| Assigned task |
Beneath this task are records; tally the lines in them that contain "brand" and report only the number.

START Data provided

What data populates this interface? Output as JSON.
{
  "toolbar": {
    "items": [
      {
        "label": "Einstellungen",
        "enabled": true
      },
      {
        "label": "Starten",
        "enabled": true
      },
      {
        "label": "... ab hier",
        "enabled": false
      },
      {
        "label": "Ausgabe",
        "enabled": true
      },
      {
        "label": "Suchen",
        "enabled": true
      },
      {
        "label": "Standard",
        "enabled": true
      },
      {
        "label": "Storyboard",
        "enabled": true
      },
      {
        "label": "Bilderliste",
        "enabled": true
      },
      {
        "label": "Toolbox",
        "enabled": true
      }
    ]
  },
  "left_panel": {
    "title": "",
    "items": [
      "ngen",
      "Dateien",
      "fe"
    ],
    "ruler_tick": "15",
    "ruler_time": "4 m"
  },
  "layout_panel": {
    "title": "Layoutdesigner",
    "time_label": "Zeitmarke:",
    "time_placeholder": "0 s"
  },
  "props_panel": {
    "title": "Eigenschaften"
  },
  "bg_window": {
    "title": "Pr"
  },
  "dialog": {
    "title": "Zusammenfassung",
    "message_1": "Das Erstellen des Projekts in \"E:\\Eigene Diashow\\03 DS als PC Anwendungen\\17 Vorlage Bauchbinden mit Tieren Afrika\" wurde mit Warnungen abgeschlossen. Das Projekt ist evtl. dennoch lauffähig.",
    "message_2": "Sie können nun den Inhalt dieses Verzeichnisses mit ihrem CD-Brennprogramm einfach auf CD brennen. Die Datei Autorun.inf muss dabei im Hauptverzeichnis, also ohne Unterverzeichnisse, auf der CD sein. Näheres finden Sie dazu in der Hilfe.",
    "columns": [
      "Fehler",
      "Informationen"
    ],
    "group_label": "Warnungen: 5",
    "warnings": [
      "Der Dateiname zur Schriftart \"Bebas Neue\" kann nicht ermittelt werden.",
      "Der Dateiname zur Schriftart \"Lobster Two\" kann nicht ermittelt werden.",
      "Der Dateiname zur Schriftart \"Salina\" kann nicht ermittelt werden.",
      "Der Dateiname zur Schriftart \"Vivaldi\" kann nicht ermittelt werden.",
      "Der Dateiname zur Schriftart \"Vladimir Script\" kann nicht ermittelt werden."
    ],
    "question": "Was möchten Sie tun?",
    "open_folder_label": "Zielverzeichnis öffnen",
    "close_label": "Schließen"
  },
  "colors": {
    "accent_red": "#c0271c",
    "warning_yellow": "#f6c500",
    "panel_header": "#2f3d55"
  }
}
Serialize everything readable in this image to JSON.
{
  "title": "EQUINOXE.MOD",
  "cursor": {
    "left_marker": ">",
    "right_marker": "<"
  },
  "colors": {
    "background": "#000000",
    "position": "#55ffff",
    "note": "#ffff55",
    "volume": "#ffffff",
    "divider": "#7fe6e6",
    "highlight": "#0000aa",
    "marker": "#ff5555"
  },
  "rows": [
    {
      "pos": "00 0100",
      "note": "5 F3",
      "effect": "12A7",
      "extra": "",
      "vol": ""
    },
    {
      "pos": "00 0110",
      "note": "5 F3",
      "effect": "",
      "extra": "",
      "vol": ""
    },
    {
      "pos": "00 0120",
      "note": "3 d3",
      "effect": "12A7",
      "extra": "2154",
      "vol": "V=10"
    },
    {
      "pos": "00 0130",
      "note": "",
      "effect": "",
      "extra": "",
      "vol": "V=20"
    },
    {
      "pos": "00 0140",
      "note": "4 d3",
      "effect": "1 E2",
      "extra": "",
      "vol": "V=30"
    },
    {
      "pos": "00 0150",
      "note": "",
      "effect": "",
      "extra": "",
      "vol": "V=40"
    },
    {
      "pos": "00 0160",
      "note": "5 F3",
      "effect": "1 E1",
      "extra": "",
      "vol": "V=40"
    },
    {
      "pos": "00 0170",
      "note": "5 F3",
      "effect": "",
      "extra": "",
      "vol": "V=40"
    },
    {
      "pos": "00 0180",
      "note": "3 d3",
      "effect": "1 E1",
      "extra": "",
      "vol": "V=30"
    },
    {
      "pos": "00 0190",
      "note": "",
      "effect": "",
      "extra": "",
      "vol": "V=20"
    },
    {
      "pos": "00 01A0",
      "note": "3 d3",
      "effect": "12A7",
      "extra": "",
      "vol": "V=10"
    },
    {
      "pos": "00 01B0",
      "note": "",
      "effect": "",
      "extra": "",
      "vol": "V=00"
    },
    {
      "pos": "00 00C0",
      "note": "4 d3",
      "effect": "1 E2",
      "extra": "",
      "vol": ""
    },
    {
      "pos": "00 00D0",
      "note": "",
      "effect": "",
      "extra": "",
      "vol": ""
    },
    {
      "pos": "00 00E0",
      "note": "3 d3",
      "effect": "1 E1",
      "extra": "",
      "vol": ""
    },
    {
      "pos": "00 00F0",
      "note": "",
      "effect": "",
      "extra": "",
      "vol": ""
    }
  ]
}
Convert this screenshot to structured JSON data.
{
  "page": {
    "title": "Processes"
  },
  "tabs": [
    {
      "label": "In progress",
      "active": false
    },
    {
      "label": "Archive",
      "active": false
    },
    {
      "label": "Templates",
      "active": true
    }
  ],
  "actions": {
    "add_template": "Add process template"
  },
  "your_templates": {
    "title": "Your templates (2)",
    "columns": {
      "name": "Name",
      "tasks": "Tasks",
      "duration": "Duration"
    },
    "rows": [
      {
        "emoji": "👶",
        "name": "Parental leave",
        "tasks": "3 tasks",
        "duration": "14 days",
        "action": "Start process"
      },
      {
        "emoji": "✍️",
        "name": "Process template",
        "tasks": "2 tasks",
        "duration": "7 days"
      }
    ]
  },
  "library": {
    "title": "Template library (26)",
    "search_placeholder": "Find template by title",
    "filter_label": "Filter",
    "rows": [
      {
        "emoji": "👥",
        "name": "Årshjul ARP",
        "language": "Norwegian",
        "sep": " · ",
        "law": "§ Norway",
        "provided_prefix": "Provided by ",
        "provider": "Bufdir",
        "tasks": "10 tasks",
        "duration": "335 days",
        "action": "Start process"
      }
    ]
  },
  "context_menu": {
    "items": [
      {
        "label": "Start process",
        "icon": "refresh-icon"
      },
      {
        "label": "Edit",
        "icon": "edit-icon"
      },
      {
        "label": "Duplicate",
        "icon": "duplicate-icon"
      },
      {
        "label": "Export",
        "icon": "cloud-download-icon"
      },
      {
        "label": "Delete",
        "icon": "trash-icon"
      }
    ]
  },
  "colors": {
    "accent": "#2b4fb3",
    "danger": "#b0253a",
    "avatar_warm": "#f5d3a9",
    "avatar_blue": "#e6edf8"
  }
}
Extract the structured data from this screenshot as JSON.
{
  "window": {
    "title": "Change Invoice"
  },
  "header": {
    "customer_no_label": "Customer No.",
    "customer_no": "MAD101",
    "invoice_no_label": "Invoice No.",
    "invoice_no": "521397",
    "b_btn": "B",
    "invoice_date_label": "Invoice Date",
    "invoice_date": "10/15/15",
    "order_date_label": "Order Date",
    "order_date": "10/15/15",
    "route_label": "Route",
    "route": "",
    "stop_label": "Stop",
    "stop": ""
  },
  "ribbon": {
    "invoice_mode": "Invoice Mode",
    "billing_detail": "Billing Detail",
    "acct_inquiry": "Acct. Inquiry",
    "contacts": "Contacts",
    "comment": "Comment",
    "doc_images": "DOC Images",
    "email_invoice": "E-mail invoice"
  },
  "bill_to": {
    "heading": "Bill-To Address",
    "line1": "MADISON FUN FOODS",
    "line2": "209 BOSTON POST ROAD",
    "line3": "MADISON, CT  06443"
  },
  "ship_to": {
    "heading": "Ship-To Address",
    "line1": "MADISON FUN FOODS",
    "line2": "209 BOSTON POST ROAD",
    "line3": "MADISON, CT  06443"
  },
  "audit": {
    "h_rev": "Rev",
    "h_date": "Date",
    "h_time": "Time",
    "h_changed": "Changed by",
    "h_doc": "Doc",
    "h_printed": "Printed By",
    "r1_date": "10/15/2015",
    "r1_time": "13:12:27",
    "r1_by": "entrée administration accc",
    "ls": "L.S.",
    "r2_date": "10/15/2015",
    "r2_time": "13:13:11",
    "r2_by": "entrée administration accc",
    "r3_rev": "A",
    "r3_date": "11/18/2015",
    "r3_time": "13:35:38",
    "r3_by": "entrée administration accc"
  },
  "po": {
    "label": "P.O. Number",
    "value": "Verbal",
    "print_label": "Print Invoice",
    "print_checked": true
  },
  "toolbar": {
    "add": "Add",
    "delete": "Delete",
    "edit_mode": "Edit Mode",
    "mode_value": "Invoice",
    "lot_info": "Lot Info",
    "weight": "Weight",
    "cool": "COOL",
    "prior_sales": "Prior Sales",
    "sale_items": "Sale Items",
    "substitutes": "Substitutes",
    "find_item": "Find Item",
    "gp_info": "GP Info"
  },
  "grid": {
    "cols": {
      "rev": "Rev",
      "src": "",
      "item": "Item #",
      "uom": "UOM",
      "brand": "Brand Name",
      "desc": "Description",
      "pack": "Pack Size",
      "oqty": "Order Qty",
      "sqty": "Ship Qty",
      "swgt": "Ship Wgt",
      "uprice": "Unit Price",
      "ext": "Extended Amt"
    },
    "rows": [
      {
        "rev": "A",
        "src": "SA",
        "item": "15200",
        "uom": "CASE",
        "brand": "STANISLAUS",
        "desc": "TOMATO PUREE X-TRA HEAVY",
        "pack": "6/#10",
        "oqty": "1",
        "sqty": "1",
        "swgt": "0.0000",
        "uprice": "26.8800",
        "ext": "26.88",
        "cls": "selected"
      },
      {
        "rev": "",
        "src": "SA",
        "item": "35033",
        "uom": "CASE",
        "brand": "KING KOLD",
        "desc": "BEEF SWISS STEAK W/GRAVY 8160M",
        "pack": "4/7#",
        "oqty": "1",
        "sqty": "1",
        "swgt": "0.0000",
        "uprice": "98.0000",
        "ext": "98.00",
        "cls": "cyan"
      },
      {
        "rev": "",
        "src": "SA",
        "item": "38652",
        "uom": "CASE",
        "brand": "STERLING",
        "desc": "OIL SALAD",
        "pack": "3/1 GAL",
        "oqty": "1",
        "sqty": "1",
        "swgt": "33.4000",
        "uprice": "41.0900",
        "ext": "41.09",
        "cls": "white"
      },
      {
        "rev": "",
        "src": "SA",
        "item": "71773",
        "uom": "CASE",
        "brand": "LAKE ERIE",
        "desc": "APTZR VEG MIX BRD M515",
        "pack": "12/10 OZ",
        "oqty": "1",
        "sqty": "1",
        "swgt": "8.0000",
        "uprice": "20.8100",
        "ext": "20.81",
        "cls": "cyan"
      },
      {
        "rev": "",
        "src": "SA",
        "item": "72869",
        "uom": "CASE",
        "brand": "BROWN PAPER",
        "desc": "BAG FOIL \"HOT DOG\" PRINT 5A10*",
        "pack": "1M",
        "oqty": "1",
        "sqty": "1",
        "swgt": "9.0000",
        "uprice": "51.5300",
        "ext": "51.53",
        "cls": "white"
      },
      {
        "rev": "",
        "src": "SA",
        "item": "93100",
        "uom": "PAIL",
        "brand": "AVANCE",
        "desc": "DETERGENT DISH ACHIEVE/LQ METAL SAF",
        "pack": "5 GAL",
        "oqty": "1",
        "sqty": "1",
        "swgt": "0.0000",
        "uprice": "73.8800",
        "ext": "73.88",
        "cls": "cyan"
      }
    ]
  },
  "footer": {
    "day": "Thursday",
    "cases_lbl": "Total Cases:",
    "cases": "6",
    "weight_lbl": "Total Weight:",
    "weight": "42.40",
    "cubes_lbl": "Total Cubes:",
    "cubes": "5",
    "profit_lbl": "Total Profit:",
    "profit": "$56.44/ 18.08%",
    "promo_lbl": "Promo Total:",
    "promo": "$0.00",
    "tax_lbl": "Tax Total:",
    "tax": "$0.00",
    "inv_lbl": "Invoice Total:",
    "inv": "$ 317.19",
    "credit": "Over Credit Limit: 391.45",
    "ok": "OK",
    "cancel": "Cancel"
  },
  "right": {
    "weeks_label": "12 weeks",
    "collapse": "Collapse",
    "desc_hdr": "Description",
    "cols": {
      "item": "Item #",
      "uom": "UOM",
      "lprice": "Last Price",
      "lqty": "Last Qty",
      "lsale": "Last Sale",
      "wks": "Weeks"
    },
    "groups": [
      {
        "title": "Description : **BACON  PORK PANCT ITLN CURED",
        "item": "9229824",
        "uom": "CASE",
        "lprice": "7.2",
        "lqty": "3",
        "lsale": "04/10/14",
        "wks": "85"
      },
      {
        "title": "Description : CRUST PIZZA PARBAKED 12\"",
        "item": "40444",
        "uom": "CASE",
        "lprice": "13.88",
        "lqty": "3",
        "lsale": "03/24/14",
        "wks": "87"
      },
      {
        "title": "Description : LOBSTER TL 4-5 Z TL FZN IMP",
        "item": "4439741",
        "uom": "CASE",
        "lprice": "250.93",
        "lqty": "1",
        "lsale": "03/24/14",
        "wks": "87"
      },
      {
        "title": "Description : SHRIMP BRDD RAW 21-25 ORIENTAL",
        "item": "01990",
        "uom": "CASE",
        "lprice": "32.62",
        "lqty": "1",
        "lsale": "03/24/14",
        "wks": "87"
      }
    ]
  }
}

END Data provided

| Finished exercise |
7